Collected data entries

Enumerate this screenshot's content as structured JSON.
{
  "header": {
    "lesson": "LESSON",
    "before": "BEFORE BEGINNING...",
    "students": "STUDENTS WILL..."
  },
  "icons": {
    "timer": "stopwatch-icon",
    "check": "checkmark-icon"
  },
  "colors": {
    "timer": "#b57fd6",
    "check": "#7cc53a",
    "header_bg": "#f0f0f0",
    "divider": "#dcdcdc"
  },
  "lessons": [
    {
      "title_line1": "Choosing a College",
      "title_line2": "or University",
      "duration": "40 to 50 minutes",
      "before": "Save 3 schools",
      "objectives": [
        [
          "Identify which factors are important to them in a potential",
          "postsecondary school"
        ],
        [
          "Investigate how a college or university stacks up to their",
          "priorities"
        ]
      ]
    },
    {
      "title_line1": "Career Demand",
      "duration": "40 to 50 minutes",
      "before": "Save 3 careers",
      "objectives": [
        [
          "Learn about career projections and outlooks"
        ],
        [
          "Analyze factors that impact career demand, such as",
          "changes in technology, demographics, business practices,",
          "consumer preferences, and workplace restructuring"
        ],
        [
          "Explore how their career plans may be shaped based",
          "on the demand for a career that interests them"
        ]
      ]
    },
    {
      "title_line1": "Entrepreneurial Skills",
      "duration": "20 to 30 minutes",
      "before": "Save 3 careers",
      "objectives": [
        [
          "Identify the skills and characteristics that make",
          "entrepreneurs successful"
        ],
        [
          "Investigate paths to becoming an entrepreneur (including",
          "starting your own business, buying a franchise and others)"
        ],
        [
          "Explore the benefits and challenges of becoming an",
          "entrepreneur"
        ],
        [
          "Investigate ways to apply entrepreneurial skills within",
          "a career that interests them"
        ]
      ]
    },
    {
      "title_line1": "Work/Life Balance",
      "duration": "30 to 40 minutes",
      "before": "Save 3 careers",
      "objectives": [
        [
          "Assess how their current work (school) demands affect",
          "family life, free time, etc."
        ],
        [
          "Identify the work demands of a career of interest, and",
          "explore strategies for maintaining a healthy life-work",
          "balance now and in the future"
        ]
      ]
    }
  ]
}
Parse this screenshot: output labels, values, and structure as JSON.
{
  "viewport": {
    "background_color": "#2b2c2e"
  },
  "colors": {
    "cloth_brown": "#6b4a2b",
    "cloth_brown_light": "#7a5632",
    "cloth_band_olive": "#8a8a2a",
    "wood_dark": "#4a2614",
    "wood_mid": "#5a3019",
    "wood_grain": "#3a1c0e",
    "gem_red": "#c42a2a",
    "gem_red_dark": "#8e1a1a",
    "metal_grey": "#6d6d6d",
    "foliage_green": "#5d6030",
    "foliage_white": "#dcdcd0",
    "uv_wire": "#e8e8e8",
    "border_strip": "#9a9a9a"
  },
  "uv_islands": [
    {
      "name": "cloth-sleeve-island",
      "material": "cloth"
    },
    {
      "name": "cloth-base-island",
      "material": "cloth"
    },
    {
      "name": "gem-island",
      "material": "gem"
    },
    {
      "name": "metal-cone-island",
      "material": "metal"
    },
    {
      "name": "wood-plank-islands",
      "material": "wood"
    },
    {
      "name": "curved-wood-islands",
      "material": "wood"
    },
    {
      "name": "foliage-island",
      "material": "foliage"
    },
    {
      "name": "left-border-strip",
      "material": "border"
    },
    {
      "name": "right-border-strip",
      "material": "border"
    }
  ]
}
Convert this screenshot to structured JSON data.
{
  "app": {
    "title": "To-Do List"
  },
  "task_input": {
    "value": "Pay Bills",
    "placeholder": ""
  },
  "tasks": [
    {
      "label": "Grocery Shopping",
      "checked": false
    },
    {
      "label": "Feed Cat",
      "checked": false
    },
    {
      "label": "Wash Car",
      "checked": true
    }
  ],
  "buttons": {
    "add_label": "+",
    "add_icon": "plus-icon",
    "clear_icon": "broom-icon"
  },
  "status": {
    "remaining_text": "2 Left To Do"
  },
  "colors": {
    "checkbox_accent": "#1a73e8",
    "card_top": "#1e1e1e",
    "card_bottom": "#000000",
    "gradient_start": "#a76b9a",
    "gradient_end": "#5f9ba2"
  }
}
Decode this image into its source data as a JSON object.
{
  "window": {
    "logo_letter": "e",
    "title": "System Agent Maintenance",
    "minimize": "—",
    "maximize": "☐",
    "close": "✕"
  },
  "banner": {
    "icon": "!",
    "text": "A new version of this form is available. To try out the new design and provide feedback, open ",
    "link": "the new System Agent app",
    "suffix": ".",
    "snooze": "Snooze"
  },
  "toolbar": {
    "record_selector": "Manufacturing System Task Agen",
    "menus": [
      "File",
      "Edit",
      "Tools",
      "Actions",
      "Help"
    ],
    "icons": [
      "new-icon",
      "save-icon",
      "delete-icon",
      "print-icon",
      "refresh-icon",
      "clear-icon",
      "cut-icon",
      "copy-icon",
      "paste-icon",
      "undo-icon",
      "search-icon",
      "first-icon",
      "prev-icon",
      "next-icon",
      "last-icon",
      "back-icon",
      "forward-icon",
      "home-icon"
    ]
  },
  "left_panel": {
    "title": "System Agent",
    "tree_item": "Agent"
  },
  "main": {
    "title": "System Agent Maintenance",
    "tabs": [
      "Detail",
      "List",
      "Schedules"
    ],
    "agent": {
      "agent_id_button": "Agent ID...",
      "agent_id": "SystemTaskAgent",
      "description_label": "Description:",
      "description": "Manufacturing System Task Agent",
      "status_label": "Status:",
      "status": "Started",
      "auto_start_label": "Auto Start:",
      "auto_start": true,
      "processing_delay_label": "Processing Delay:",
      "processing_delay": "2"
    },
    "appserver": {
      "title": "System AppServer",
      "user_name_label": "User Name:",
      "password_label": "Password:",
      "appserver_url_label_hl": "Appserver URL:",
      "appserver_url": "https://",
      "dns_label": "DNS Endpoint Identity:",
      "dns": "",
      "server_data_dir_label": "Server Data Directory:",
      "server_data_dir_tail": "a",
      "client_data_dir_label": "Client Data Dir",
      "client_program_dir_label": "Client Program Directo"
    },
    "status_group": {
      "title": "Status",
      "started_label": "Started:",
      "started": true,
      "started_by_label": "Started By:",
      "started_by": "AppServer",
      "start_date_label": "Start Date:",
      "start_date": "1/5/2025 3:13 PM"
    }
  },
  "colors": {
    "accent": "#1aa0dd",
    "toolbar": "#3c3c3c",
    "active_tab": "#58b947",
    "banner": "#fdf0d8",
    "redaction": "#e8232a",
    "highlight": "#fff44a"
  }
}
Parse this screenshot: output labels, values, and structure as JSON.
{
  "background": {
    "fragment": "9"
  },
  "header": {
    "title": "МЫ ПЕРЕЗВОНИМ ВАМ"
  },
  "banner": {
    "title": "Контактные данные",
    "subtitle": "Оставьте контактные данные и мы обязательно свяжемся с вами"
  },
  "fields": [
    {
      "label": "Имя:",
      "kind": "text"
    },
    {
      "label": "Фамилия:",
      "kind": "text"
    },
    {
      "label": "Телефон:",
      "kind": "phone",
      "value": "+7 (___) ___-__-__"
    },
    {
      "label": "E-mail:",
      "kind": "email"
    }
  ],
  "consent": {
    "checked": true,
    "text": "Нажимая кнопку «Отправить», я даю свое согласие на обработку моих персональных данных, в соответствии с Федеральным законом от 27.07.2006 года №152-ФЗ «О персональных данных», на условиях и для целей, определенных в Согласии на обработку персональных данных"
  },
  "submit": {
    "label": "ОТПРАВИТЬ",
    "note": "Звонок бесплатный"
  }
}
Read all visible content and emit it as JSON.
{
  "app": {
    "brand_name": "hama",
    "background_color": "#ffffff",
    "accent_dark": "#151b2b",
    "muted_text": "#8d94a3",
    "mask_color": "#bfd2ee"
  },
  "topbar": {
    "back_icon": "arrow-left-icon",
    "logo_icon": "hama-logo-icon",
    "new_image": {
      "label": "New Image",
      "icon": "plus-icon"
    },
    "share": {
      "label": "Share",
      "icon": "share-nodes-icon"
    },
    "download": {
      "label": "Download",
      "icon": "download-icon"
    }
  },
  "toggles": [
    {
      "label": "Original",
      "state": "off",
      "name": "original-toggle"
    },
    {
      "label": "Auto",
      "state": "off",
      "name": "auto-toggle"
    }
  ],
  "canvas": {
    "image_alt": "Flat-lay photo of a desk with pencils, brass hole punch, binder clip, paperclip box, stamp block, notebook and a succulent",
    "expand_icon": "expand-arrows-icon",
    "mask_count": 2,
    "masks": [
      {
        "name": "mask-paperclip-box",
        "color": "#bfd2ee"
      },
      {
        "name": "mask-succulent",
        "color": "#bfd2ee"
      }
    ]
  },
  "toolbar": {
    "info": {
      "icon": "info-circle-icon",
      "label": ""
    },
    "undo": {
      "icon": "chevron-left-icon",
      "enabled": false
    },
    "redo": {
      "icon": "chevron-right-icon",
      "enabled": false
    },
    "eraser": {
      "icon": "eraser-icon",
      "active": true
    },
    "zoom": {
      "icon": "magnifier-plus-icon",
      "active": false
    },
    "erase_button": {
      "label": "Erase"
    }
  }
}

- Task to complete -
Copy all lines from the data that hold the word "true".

- Response -
      "checked": true
      "auto_start": true,
      "started": true,
    "checked": true,
      "active": true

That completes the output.